What happened

For the second day in a row post-earnings, shares of cybersecurity specialist CrowdStrike Holdings (CRWD 0.28%) moved lower on Thursday. Not only was the stock down by more than 6% as of 2:24 p.m. ET Thursday -- and down more than 11% since earnings came out -- since hitting its recent peak price about a week ago, CrowdStrike is down more than 15%.

The question is why?

So what

Surveying the earnings report Wednesday, my Motley Fool colleague Danny Vena ruled out all the obvious answers. CrowdStrike didn't "miss earnings" in its fiscal 2023 second quarter. To the contrary, at $0.36 per share, its adjusted earnings were 33% ahead of analysts' forecasts for the period that ended July 31. CrowdStrike didn't miss on revenues either. Its $535 million in sales were nearly $20 million more than Wall Street had predicted.

Earnings guidance was great, too -- $0.31 per share for the current quarter, more than 10% ahead of predictions, with above-forecast revenues as well. Similarly, earnings for the full year are expected to be roughly $1.32 per share, up from CrowdStrike's previous prediction (and Wall Street's parroted estimate) of $1.20 per share.  

Now what

Responding to the news, no fewer than nine Wall Street analysts raised their price targets on CrowdStrike, with Citigroup in particular putting in a Street-high prediction that CrowdStrike will hit $245 a share within the next 12 months -- 44% higher than where the stock sits today.
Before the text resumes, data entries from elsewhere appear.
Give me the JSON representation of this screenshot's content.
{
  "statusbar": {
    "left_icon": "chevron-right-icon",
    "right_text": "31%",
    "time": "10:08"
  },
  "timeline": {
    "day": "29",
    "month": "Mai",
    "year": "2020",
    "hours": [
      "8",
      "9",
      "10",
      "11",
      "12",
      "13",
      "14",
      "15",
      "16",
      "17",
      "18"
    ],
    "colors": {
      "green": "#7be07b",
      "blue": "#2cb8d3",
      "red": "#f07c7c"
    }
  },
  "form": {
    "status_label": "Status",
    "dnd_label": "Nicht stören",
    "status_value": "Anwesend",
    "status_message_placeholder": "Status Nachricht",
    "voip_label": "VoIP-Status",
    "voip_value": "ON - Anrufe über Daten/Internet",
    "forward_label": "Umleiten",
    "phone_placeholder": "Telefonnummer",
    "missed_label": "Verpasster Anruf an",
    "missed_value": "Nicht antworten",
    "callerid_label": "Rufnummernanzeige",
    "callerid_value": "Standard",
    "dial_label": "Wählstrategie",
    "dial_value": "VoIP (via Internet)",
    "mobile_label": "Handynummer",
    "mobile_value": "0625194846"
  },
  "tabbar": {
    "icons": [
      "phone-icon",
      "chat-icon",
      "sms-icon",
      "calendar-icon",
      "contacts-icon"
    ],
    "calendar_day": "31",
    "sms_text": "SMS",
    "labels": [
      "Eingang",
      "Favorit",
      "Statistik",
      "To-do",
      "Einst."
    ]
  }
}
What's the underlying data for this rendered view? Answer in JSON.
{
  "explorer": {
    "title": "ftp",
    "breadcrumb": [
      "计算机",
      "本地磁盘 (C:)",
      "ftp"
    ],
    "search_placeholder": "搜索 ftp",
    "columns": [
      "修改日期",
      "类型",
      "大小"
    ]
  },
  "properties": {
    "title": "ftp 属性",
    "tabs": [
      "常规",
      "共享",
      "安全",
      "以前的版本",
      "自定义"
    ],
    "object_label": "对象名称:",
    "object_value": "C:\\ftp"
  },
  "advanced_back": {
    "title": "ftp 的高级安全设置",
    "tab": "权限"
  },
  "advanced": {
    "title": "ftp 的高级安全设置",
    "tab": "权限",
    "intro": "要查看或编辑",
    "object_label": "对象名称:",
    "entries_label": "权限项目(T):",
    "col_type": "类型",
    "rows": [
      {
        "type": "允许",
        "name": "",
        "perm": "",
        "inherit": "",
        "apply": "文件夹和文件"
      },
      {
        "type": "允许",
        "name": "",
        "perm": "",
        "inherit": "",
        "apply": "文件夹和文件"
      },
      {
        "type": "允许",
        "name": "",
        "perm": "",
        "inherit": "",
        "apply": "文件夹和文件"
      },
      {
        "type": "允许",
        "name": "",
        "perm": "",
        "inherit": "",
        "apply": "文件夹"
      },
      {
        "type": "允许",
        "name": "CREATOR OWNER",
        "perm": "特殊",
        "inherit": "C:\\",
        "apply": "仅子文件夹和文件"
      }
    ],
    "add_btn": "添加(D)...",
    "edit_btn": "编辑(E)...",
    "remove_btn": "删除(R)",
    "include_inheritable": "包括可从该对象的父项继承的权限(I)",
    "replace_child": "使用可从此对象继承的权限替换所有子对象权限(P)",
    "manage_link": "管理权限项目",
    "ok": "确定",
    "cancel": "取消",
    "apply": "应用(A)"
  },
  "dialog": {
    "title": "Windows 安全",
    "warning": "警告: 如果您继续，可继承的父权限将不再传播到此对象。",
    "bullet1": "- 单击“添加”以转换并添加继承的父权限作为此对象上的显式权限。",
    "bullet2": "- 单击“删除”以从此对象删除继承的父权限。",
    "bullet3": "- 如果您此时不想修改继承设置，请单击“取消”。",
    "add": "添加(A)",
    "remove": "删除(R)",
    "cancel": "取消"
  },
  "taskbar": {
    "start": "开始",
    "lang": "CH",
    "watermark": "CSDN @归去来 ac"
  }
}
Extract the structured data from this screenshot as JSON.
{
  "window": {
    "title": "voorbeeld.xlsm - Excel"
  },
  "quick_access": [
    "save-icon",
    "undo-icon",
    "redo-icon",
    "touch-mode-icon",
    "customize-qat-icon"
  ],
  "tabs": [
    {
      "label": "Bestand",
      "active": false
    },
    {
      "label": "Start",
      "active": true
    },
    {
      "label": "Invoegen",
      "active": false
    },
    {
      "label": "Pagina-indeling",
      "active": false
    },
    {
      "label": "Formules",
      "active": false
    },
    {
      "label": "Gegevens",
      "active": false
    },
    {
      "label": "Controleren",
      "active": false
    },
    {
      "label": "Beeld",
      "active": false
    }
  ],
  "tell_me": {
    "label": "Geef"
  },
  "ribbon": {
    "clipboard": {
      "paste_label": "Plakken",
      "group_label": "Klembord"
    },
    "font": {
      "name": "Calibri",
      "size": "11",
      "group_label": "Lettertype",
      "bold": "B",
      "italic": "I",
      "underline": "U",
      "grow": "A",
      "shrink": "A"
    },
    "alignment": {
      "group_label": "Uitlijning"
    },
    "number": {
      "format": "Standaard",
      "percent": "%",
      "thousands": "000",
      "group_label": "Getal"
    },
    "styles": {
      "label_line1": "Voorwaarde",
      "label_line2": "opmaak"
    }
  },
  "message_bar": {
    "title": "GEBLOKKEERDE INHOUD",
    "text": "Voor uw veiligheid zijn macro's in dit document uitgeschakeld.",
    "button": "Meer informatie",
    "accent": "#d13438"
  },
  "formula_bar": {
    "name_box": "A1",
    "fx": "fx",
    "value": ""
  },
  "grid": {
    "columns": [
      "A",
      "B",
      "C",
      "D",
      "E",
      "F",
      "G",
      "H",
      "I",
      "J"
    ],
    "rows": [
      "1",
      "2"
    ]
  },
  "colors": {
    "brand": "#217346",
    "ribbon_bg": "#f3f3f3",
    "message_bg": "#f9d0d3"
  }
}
BTIG called CrowdStrike's results "exceptional" and Deutsche Bank exclaimed that it could find "little to critique" in the quarter.  

So allow me to assist with that.

Though it did beat earnings estimates for the quarter, CrowdStrike's only profits in its fiscal Q2 were of the non-GAAP variety. When calculated according to generally accepted accounting principles (GAAP), CrowdStrike lost money -- more than $49 million -- just as it has lost money every quarter since it came public.  

That's not necessarily dispositive, and not necessarily a reason to sell. CrowdStrike is generating positive free cash flow, and quite a lot of it -- $569 million over the past 12 months. Still, for a company with a market cap of $42.4 billion, that works out to a price-to-free cash flow ratio of 74.5. Even for a company that's predicted to grow its profits by 54% annually over the next five years, that's a pretty rich valuation.

If you ask me, then, the reason CrowdStrike is going down after earnings this week isn't because of the earnings at all. It's because CrowdStrike stock is simply valued too expensively.